Dashboard and body camera recordings released Tuesday show that an exchange of gunfire at a busy St. Paul intersection lasted mere seconds before a police officer who was wounded in the leg returned fire at the suspect, fatally striking him in the head.

St. Paul police released the video five days after the encounter Thursday at Cretin and Marshall avenues that resulted in the death of 24-year-old Brandon Daleshaun Keys, of Maplewood. Officer Michael Tschida was wounded after Keys fired within moments of Tschida's arrival at the scene, striking the officer in the leg before Tschida shot Keys.

Keys died the following morning at Regions Hospital. Tschida, a 14-year law enforcement veteran, was treated and released. He was placed on administrative leave — a standard practice for officers involved in use-of-force investigations by the Bureau of Criminal Apprehension (BCA).

"In one moment we experienced an officer who was injured by gunfire in our community, and in that same moment we experienced an officer-involved shooting," Mayor Melvin Carter said. "Trust cannot be built, cannot be established, cannot be done in the dark. Which is why transparency is such a core function."

According to the BCA, the encounter unfolded just after 2 p.m., when a woman called 911 to report that a man she knows was violating a court order for protection against him. She said the man had a gun and was hitting her vehicle with his as she drove through St. Paul with a male passenger.

Transcript from the woman's 911 call suggest that Keys rammed the van she was driving with his blue Impala sedan and broke her van's windows. She told the dispatcher he was armed.

"… Oh, my god, he hit me again. Oh, he's gonna … kill me," transcript of the woman's call read.

The footage showed how the shooting unfolded as soon as Tschida arrived at the scene, exited the squad and ordered Keys to the ground. Keys ducked behind a vehicle and shot at Tschida, who then returned fire. Keys, who was struck, then dropped to the ground behind the vehicle.

"Shots fired," Tschida repeats over his police radio, taking cover behind his squad. "I'm hit."

The woman in question then parked her van and exited, screaming and running to Keys, who was on his back on the pavement.

"Tell 'em don't shoot, don't shoot, please," the woman told 911, according to call transcripts. "He's down.

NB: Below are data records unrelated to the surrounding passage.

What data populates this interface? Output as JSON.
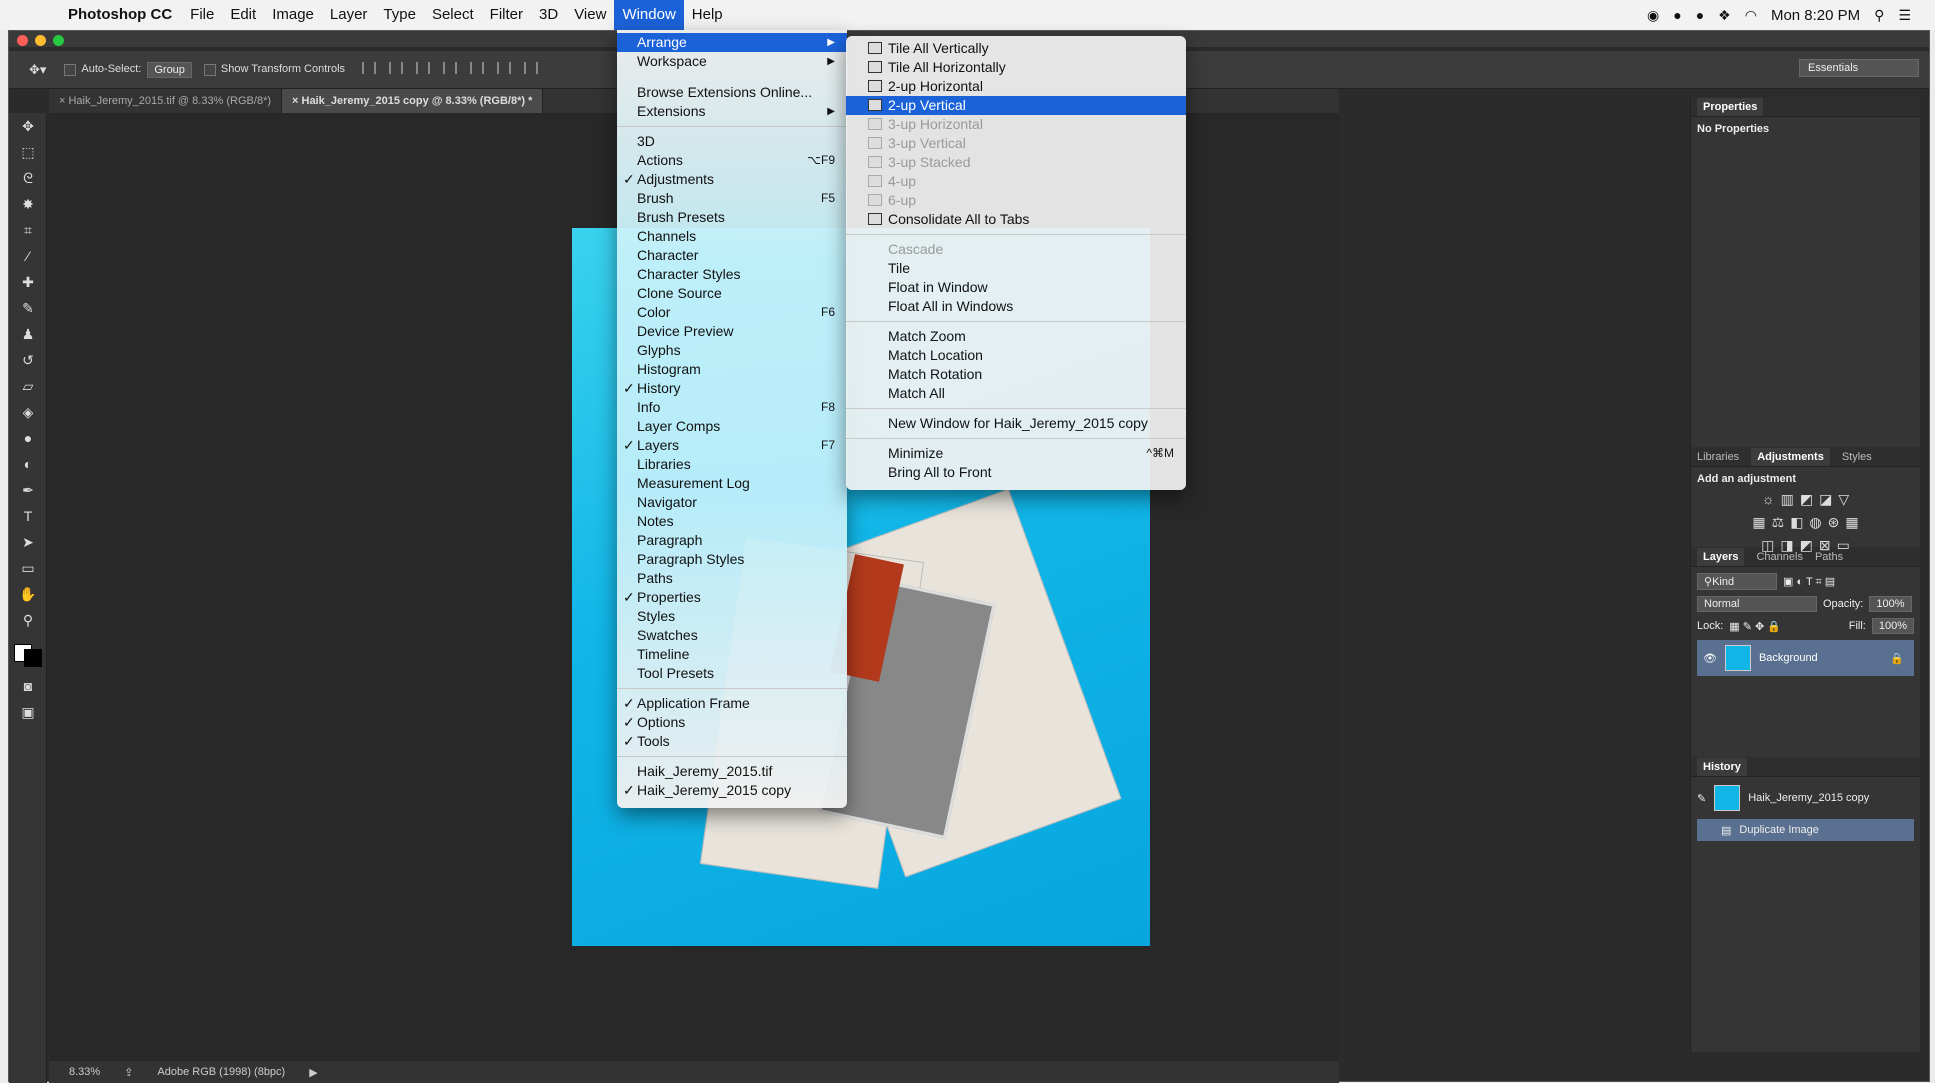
{
  "menubar": {
    "app": "Photoshop CC",
    "items": [
      "File",
      "Edit",
      "Image",
      "Layer",
      "Type",
      "Select",
      "Filter",
      "3D",
      "View",
      "Window",
      "Help"
    ],
    "active": "Window",
    "clock": "Mon 8:20 PM"
  },
  "options_bar": {
    "auto_select_label": "Auto-Select:",
    "auto_select_value": "Group",
    "transform_label": "Show Transform Controls",
    "workspace": "Essentials"
  },
  "tabs": [
    {
      "label": "Haik_Jeremy_2015.tif @ 8.33% (RGB/8*)",
      "active": false
    },
    {
      "label": "Haik_Jeremy_2015 copy @ 8.33% (RGB/8*) *",
      "active": true
    }
  ],
  "status": {
    "zoom": "8.33%",
    "profile": "Adobe RGB (1998) (8bpc)"
  },
  "panels": {
    "properties": {
      "title": "Properties",
      "body": "No Properties"
    },
    "adjust_tabs": [
      "Libraries",
      "Adjustments",
      "Styles"
    ],
    "adjust_hint": "Add an adjustment",
    "layer_tabs": [
      "Layers",
      "Channels",
      "Paths"
    ],
    "kind": "Kind",
    "blend": "Normal",
    "opacity_label": "Opacity:",
    "opacity": "100%",
    "lock_label": "Lock:",
    "fill_label": "Fill:",
    "fill": "100%",
    "layer_name": "Background",
    "history_title": "History",
    "history_items": [
      "Haik_Jeremy_2015 copy",
      "Duplicate Image"
    ]
  },
  "window_menu": {
    "group1": [
      {
        "label": "Arrange",
        "arrow": "▶",
        "hl": true
      },
      {
        "label": "Workspace",
        "arrow": "▶"
      }
    ],
    "group2": [
      {
        "label": "Browse Extensions Online..."
      },
      {
        "label": "Extensions",
        "arrow": "▶"
      }
    ],
    "group3": [
      {
        "label": "3D"
      },
      {
        "label": "Actions",
        "sc": "⌥F9"
      },
      {
        "label": "Adjustments",
        "chk": "✓"
      },
      {
        "label": "Brush",
        "sc": "F5"
      },
      {
        "label": "Brush Presets"
      },
      {
        "label": "Channels"
      },
      {
        "label": "Character"
      },
      {
        "label": "Character Styles"
      },
      {
        "label": "Clone Source"
      },
      {
        "label": "Color",
        "sc": "F6"
      },
      {
        "label": "Device Preview"
      },
      {
        "label": "Glyphs"
      },
      {
        "label": "Histogram"
      },
      {
        "label": "History",
        "chk": "✓"
      },
      {
        "label": "Info",
        "sc": "F8"
      },
      {
        "label": "Layer Comps"
      },
      {
        "label": "Layers",
        "chk": "✓",
        "sc": "F7"
      },
      {
        "label": "Libraries"
      },
      {
        "label": "Measurement Log"
      },
      {
        "label": "Navigator"
      },
      {
        "label": "Notes"
      },
      {
        "label": "Paragraph"
      },
      {
        "label": "Paragraph Styles"
      },
      {
        "label": "Paths"
      },
      {
        "label": "Properties",
        "chk": "✓"
      },
      {
        "label": "Styles"
      },
      {
        "label": "Swatches"
      },
      {
        "label": "Timeline"
      },
      {
        "label": "Tool Presets"
      }
    ],
    "group4": [
      {
        "label": "Application Frame",
        "chk": "✓"
      },
      {
        "label": "Options",
        "chk": "✓"
      },
      {
        "label": "Tools",
        "chk": "✓"
      }
    ],
    "group5": [
      {
        "label": "Haik_Jeremy_2015.tif"
      },
      {
        "label": "Haik_Jeremy_2015 copy",
        "chk": "✓"
      }
    ]
  },
  "arrange_menu": {
    "group1": [
      {
        "label": "Tile All Vertically"
      },
      {
        "label": "Tile All Horizontally"
      },
      {
        "label": "2-up Horizontal"
      },
      {
        "label": "2-up Vertical",
        "hl": true
      },
      {
        "label": "3-up Horizontal",
        "dis": true
      },
      {
        "label": "3-up Vertical",
        "dis": true
      },
      {
        "label": "3-up Stacked",
        "dis": true
      },
      {
        "label": "4-up",
        "dis": true
      },
      {
        "label": "6-up",
        "dis": true
      },
      {
        "label": "Consolidate All to Tabs"
      }
    ],
    "group2": [
      {
        "label": "Cascade",
        "dis": true
      },
      {
        "label": "Tile"
      },
      {
        "label": "Float in Window"
      },
      {
        "label": "Float All in Windows"
      }
    ],
    "group3": [
      {
        "label": "Match Zoom"
      },
      {
        "label": "Match Location"
      },
      {
        "label": "Match Rotation"
      },
      {
        "label": "Match All"
      }
    ],
    "group4": [
      {
        "label": "New Window for Haik_Jeremy_2015 copy"
      }
    ],
    "group5": [
      {
        "label": "Minimize",
        "sc": "^⌘M"
      },
      {
        "label": "Bring All to Front"
      }
    ]
  }
}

No, he don't have a gun. No please. Send an ambulance, please."

Tschida then yelled at the woman to step away from Keys, who cannot be seen from behind the vehicle.

Bystanders also urged the woman to step away from Keys as Tschida limped toward him, picked up the gun where it lay near his feet and moved it away. The footage then ended as multiple squads arrive to the scene.

"The events that transpired on [that day] will have a lasting effect in our community, particularly to our first responders, particularly to our officers, paramedics dispatchers and our professional staff," Police Chief Axel Henry said. "Healing is a process that takes time, patience and support. But we stand here as one community and we will do everything we can to support one another while the BCA completes this investigation."

Keys was due in Hennepin County District Court this week for a hearing in connection with a two-year order for protection secured in October by a 38-year-old woman who shares a 5-year-old child with him, according to court records. It's unclear whether she is the same woman involved in Thursday's incident.

She also had an order for protection taken out in 2018, when she alleged that Keys gave her a black eye and bruises. "[He] has a history of beating me physically," she wrote.

Keys has been convicted twice for misdemeanor domestic abuse, both times for violating an order for protection involving the same woman, court records show.

Tschida was one of four St. Paul police officers who fired their weapons in the killing of Jaffort Demont Smith on May 9, 2016.

Smith ignored orders to drop his weapon after he had shot and wounded a 49-year-old woman with him who eventually lost an eye. A grand jury ultimately issued no charges against the officers involved.

Last year, Smith's family sued the officers and the city of St. Paul in federal court, alleging Smith's civil rights were violated.

According to a Star Tribune database, at least 230 people have been killed in Minnesota during encounters with law enforcement.

Star Tribune staff writers Louis Krauss, Paul Walsh and Katie Galioto contributed to this report.